**REQUIRED WORK**. In your answer, give each entry again exactly as it appears.

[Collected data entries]
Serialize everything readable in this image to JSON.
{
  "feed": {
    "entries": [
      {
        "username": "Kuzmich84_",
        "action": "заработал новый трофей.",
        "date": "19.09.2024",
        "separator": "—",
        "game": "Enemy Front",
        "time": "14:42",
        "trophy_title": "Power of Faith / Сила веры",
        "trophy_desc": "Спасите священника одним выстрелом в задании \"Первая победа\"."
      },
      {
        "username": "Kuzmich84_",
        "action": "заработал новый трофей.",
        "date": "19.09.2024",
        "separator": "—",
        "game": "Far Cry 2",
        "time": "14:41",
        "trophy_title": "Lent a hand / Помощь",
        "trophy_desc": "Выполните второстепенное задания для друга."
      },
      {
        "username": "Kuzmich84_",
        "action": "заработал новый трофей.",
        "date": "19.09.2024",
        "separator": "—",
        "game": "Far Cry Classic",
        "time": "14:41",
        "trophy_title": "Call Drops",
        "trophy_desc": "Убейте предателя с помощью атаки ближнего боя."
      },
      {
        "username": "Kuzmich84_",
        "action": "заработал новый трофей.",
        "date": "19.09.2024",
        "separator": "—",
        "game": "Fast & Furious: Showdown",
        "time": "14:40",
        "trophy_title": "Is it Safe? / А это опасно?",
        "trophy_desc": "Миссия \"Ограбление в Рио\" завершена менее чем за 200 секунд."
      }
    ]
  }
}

**FINISHED EXERCISE**.
Serialize everything readable in this image to JSON.
{
  "feed": {
    "entries": [
      {
        "username": "Kuzmich84_",
        "action": "заработал новый трофей.",
        "date": "19.09.2024",
        "separator": "—",
        "game": "Enemy Front",
        "time": "14:42",
        "trophy_title": "Power of Faith / Сила веры",
        "trophy_desc": "Спасите священника одним выстрелом в задании \"Первая победа\"."
      },
      {
        "username": "Kuzmich84_",
        "action": "заработал новый трофей.",
        "date": "19.09.2024",
        "separator": "—",
        "game": "Far Cry 2",
        "time": "14:41",
        "trophy_title": "Lent a hand / Помощь",
        "trophy_desc": "Выполните второстепенное задания для друга."
      },
      {
        "username": "Kuzmich84_",
        "action": "заработал новый трофей.",
        "date": "19.09.2024",
        "separator": "—",
        "game": "Far Cry Classic",
        "time": "14:41",
        "trophy_title": "Call Drops",
        "trophy_desc": "Убейте предателя с помощью атаки ближнего боя."
      },
      {
        "username": "Kuzmich84_",
        "action": "заработал новый трофей.",
        "date": "19.09.2024",
        "separator": "—",
        "game": "Fast & Furious: Showdown",
        "time": "14:40",
        "trophy_title": "Is it Safe? / А это опасно?",
        "trophy_desc": "Миссия \"Ограбление в Рио\" завершена менее чем за 200 секунд."
      }
    ]
  }
}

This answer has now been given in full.